The problem -> Your answer should consist of the lines in the listing that hold "Copyright".

Records supplied ->
╔══

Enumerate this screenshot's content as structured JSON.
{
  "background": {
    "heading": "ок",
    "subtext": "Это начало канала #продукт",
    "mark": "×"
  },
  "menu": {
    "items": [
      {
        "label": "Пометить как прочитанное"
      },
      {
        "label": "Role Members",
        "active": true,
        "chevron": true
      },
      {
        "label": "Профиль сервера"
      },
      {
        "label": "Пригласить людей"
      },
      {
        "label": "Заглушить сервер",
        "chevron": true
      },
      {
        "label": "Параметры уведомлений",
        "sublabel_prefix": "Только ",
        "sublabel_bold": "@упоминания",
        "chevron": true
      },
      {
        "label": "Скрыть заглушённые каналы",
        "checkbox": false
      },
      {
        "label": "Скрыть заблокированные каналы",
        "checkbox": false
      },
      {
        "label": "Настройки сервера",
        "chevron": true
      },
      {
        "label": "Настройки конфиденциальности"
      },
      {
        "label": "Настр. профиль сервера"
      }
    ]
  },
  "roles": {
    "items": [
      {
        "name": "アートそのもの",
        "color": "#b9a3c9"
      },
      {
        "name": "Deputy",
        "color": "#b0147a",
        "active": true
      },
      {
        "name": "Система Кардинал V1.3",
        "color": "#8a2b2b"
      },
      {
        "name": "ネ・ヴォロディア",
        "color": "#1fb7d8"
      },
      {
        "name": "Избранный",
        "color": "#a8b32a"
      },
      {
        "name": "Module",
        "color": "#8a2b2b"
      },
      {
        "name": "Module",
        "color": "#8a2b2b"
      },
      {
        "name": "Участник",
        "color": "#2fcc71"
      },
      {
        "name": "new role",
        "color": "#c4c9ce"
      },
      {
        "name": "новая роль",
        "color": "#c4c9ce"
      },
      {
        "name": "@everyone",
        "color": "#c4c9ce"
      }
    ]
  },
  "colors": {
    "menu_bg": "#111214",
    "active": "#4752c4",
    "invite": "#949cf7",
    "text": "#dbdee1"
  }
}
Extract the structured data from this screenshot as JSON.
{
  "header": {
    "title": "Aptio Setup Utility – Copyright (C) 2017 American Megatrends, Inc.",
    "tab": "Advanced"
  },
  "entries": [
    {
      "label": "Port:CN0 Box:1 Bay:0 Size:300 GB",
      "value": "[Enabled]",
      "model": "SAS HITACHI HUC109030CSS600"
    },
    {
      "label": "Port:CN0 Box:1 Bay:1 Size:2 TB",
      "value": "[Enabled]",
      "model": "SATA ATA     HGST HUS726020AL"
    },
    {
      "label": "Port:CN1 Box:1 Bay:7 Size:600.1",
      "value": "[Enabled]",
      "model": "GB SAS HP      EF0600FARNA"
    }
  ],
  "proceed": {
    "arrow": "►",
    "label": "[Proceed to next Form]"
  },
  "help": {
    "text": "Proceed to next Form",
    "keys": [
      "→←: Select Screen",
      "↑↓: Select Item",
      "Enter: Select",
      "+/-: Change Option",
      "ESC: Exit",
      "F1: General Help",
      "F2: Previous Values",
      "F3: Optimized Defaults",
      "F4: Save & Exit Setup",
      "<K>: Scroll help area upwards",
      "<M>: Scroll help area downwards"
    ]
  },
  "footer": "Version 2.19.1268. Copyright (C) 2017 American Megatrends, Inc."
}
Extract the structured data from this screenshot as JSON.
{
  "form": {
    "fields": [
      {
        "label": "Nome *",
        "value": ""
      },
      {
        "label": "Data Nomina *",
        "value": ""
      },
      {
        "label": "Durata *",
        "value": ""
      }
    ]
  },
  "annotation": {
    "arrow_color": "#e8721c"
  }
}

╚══

Problem solution ->
    "title": "Aptio Setup Utility – Copyright (C) 2017 American Megatrends, Inc.",
  "footer": "Version 2.19.1268. Copyright (C) 2017 American Megatrends, Inc."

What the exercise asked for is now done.